“Everyone has a twisted family,” Lawrence says. “And mother issues. But gay fans have been wonderful, and I guess they love that she is this outrageous female character — although probably not as much fun to dress up as as Cher.”

Lawrence is spending more time on the stage than the small screen, touring with Vicki Lawrence and Mama: A Two-Woman Show. But her heart sounds like it’s still in television. She’s had bit parts on Roseanne and Yes, Dear and even played against teen megastar Miley Cyrus as Hannah Montana’s, grandmother Mamaw Stewart.

“That was a fun set, but if it’s television versus the stage, well that’s a loaded question,” she says. “We taped Burnett like a bat out of hell.

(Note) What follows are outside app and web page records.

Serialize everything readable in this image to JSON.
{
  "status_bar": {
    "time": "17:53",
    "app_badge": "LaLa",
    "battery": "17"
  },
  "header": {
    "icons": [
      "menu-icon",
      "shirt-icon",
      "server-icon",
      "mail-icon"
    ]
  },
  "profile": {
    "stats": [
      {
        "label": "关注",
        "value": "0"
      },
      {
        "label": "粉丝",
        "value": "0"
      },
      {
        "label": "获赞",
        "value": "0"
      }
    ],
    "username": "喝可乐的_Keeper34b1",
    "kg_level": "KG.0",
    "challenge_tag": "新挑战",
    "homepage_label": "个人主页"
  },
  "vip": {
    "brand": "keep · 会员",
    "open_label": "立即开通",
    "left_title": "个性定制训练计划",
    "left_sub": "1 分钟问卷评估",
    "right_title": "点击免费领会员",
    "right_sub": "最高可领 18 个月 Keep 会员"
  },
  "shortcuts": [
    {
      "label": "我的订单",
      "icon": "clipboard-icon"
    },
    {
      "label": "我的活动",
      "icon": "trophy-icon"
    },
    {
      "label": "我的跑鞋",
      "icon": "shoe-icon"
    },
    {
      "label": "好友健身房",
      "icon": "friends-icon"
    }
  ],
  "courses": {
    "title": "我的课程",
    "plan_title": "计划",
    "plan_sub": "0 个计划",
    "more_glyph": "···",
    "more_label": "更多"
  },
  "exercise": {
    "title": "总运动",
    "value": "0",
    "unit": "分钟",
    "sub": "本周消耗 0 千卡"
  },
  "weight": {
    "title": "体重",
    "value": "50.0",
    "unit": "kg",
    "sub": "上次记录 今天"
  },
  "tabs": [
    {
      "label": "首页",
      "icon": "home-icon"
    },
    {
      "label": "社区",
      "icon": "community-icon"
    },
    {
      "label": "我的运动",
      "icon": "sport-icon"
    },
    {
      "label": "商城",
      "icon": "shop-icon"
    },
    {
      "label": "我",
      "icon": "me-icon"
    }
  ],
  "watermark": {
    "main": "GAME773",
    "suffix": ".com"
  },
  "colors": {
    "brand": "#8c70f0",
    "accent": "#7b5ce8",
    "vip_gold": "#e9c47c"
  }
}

I miss that kind of TV. Stage is like that with the live audience and interaction. I miss TV. Now, everybody’s putting their two cents in via committee.“

Lawrence sees today’s TV, at least behind the scenes, as far different from her heyday. It’s harder to have fun than when she was new to the medium.

“I wrote to Carol when I was in high school. She changed my life and told me I would have found showbiz anyway,” she says. “The funny thing is I don’t know how comedy found me. I was gonna go to college to become a dental hygienist, marry a dentist and be done with it!”
Of course, then we wouldn’t have Mama, or any of her other characters. But Thelma Harper is Vicki Lawrence’s comedic legacy — which is a duel-edged sword.

“I’m definitely in Mama’s shadow — she gets all the good jokes,” she laughs. “I need to be me before I’m not anymore. We were watching the Michael Jackson memorial and I think sometimes I wanna do that for Mama. The sad thing is, if I were gone, people would miss her!”

VICKI LAWRENCE
Casa Manana Theatre,
3101 W. Lancaster Ave., Fort Worth. Aug. 28 at 8:45 p.m. $75.
CasaManana.org.

This article appeared in the Dallas Voice print edition August 27, 2010

—  Kevin Thomas